It’s Women’s History Month and we just celebrated International Women’s Day on March 8th. As women, what stories do we tell about ourselves? Who authors our story? How is our story shared, received, perceived?
And for that matter, what is the story of women in business?
Not your typical women-in-the-workplace story
We are a strongly female team, but even the male members of the Your People team are dedicated to egalitarianism on the home front and in the workforce. That’s why we go together so well.
I founded Your People in 2007, and before that I worked as a freelance journalist for 10 years, so I’ve effectively been working for myself, out of my home, calling my own shots, since 1998. That’s more than 20 years of carving out a life of meaning and purpose that feeds my family and nourishes my soul.
Our VP of Operations and Strategy, Kirstin Karoub, is the mother of three daughters, who earned her MBA and worked in big marketing positions before deciding to focus on raising her children. Now, she’s back in the workforce, but in a position that suits her quality of life. We get the work done, but on our terms, determined to be there for our families and not miss moments of real life.
Our Digital Marketing Specialist, Soojin Kim, teaches yoga and works wonders on our social media and for our clients, a thirtysomething who is carving out a life of meaning and purpose on her own terms. Our PR Associate Dana Nyquist is a twentysomething lucky enough to work at midnight if she chooses and from the comfort of her home.
The guys on our team – Michael Jackman as Media Relations Manager, Michael Thompson as web guru, and Tim Williams, our illustrious graphic designer – manage their households alongside their significant others and are devoted to their children much the same way we are.
This story seems bright and full of possibility. If only it were a typical kind of women-in-the-workplace story.
There’s the dark side, too. The story of women who are strong, vocal, and direct, referred to as bossy, bitchy, aggressive. When men exhibit the same traits, they’re lauded as powerful leaders, who know what they want.
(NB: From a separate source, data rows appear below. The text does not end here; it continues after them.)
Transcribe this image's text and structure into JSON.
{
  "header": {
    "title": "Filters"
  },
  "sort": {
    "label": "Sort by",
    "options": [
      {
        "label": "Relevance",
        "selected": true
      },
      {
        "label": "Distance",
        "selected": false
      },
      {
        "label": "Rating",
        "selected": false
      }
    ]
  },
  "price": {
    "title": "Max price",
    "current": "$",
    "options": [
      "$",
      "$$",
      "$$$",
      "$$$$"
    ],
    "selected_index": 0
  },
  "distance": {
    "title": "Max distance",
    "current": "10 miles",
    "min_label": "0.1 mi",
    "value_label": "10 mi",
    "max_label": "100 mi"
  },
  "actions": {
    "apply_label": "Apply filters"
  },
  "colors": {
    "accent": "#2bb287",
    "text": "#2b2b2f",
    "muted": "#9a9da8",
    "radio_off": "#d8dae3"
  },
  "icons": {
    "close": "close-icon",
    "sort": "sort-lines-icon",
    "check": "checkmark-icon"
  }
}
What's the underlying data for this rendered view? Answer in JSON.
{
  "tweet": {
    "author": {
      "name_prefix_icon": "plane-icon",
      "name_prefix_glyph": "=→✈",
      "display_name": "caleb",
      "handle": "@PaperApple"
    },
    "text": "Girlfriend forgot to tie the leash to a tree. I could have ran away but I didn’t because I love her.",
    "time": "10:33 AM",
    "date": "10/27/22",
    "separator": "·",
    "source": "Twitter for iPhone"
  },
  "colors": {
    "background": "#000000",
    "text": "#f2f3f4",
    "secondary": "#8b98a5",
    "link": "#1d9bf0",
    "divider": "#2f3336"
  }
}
There’s a well-known story of women not earning as much as men for the same – or better – work, the story of women competing with other women for attention, for credit, for the spotlight. There’s Sheryl Sandberg’s Lean In story, which I don’t quite buy, because too often fear and competition cloud the concept of relying on one another to lift everyone up.
But we’re getting there.
You are enough, We are enough
I learned long ago that fear grows out of insecurity and anxiety that we are not good enough. I also learned long ago that there is more than enough work to go around, that there is enough for everyone.
One humid afternoon, in the yoga studio, whose walls were open to the tropical air, a view of dancing treetops and rhythmic rows of vibrant green rice paddies, she uttered these words to me, “You are enough.”
I am enough.
I remember it as a stunning statement, and wondered why she told me that. She repeated the phrase again: you are enough.
I wanted to run. I wanted to laugh. I wanted to say, “Yeah, I know, so what?”
And then I wondered: did I believe her? Did I really know this? Did I feel I was enough?
I didn’t say another word, but that night, as the tropical winds blew open my wood-framed windows, and rain lashed against the roof, I wondered why the statement triggered me so.
I’ve spent the years since climbing into the belief that I am, indeed, enough. That is one powerful story that we women try to tell ourselves and have a hard time buying.
We don’t have to be superwomen, managing home, work, and our own sanity in equal measure. We can be overwhelmed. We can get angry. We can feel our emotions deeply and not be weaker for doing so.
We are enough as we are. In fact, we are more than enough. We are powerful.
I used to say to my children, “Women run the world,” conscious as I uttered the words that my boys shot me puzzled glances, feeling the wince of hurt for not falling into that category. I do believe this to be true. And I know that by saying it, I am teasing the lion of prevailing wisdom.
Perhaps it’s time to revise the statement to remove this either-or sense of power that’s conveyed with those words. Does anyone really run the world?
When it comes down to storytelling, a true story comes from living the moments, listening to the stillness, and understanding that everything is known before we ever put words to it. I am powerful, and so are you. When we focus on doing good, we inevitably do well. And that must be enough for everyone.
Lynne Golodner is Chief Creative Officer/Owner of Your People LLC.